- Instructions to follow: The entries below are to be reproduced exactly, with their pictures omitted.

[Data items]
+++

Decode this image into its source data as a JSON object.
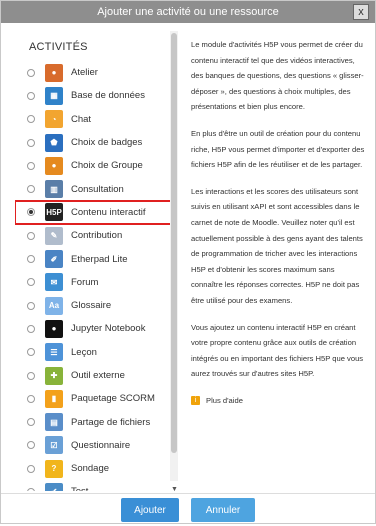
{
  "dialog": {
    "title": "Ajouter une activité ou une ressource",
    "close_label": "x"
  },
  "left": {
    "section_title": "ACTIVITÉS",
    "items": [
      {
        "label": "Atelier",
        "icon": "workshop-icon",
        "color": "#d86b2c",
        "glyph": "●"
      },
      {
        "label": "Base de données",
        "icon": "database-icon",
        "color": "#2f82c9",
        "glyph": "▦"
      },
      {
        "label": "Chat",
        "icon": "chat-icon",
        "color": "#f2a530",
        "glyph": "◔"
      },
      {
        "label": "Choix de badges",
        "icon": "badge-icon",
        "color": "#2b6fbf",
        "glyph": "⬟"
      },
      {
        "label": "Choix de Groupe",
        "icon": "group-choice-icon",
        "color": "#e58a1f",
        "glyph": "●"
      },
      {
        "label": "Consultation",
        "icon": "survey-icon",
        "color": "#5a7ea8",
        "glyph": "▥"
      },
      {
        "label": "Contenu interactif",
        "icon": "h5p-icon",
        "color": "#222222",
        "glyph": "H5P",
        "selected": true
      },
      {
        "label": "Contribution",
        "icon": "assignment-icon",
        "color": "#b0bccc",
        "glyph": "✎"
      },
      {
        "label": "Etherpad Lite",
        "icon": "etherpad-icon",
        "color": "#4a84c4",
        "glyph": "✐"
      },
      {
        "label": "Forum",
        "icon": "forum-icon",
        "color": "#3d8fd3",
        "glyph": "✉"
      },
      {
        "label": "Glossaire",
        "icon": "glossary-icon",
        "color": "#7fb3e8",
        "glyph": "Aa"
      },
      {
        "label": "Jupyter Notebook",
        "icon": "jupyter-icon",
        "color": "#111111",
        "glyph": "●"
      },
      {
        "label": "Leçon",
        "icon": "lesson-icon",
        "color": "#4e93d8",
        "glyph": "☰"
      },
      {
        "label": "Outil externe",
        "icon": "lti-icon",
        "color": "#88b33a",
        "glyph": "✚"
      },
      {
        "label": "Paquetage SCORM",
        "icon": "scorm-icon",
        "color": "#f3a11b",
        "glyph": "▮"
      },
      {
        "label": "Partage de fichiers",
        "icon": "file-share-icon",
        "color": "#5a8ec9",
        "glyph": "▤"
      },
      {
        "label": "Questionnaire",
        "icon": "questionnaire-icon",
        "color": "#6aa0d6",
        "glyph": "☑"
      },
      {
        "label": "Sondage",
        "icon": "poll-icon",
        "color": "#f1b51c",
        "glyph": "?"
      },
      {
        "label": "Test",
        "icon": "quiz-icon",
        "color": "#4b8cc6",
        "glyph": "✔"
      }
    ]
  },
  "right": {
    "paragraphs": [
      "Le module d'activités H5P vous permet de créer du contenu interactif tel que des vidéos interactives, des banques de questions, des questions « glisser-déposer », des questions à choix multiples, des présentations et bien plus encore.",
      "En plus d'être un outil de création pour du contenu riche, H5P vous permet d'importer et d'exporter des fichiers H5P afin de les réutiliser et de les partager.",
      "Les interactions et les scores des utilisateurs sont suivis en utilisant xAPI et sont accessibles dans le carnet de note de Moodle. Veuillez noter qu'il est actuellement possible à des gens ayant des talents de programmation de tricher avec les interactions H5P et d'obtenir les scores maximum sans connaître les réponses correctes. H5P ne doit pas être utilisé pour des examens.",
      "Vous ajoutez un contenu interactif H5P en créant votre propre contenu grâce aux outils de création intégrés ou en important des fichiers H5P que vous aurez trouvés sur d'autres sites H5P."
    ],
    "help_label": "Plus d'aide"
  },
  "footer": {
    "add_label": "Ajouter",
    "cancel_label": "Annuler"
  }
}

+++

- Exercise answer:
Decode this image into its source data as a JSON object.
{
  "dialog": {
    "title": "Ajouter une activité ou une ressource",
    "close_label": "x"
  },
  "left": {
    "section_title": "ACTIVITÉS",
    "items": [
      {
        "label": "Atelier",
        "icon": "workshop-icon",
        "color": "#d86b2c",
        "glyph": "●"
      },
      {
        "label": "Base de données",
        "icon": "database-icon",
        "color": "#2f82c9",
        "glyph": "▦"
      },
      {
        "label": "Chat",
        "icon": "chat-icon",
        "color": "#f2a530",
        "glyph": "◔"
      },
      {
        "label": "Choix de badges",
        "icon": "badge-icon",
        "color": "#2b6fbf",
        "glyph": "⬟"
      },
      {
        "label": "Choix de Groupe",
        "icon": "group-choice-icon",
        "color": "#e58a1f",
        "glyph": "●"
      },
      {
        "label": "Consultation",
        "icon": "survey-icon",
        "color": "#5a7ea8",
        "glyph": "▥"
      },
      {
        "label": "Contenu interactif",
        "icon": "h5p-icon",
        "color": "#222222",
        "glyph": "H5P",
        "selected": true
      },
      {
        "label": "Contribution",
        "icon": "assignment-icon",
        "color": "#b0bccc",
        "glyph": "✎"
      },
      {
        "label": "Etherpad Lite",
        "icon": "etherpad-icon",
        "color": "#4a84c4",
        "glyph": "✐"
      },
      {
        "label": "Forum",
        "icon": "forum-icon",
        "color": "#3d8fd3",
        "glyph": "✉"
      },
      {
        "label": "Glossaire",
        "icon": "glossary-icon",
        "color": "#7fb3e8",
        "glyph": "Aa"
      },
      {
        "label": "Jupyter Notebook",
        "icon": "jupyter-icon",
        "color": "#111111",
        "glyph": "●"
      },
      {
        "label": "Leçon",
        "icon": "lesson-icon",
        "color": "#4e93d8",
        "glyph": "☰"
      },
      {
        "label": "Outil externe",
        "icon": "lti-icon",
        "color": "#88b33a",
        "glyph": "✚"
      },
      {
        "label": "Paquetage SCORM",
        "icon": "scorm-icon",
        "color": "#f3a11b",
        "glyph": "▮"
      },
      {
        "label": "Partage de fichiers",
        "icon": "file-share-icon",
        "color": "#5a8ec9",
        "glyph": "▤"
      },
      {
        "label": "Questionnaire",
        "icon": "questionnaire-icon",
        "color": "#6aa0d6",
        "glyph": "☑"
      },
      {
        "label": "Sondage",
        "icon": "poll-icon",
        "color": "#f1b51c",
        "glyph": "?"
      },
      {
        "label": "Test",
        "icon": "quiz-icon",
        "color": "#4b8cc6",
        "glyph": "✔"
      }
    ]
  },
  "right": {
    "paragraphs": [
      "Le module d'activités H5P vous permet de créer du contenu interactif tel que des vidéos interactives, des banques de questions, des questions « glisser-déposer », des questions à choix multiples, des présentations et bien plus encore.",
      "En plus d'être un outil de création pour du contenu riche, H5P vous permet d'importer et d'exporter des fichiers H5P afin de les réutiliser et de les partager.",
      "Les interactions et les scores des utilisateurs sont suivis en utilisant xAPI et sont accessibles dans le carnet de note de Moodle. Veuillez noter qu'il est actuellement possible à des gens ayant des talents de programmation de tricher avec les interactions H5P et d'obtenir les scores maximum sans connaître les réponses correctes. H5P ne doit pas être utilisé pour des examens.",
      "Vous ajoutez un contenu interactif H5P en créant votre propre contenu grâce aux outils de création intégrés ou en important des fichiers H5P que vous aurez trouvés sur d'autres sites H5P."
    ],
    "help_label": "Plus d'aide"
  },
  "footer": {
    "add_label": "Ajouter",
    "cancel_label": "Annuler"
  }
}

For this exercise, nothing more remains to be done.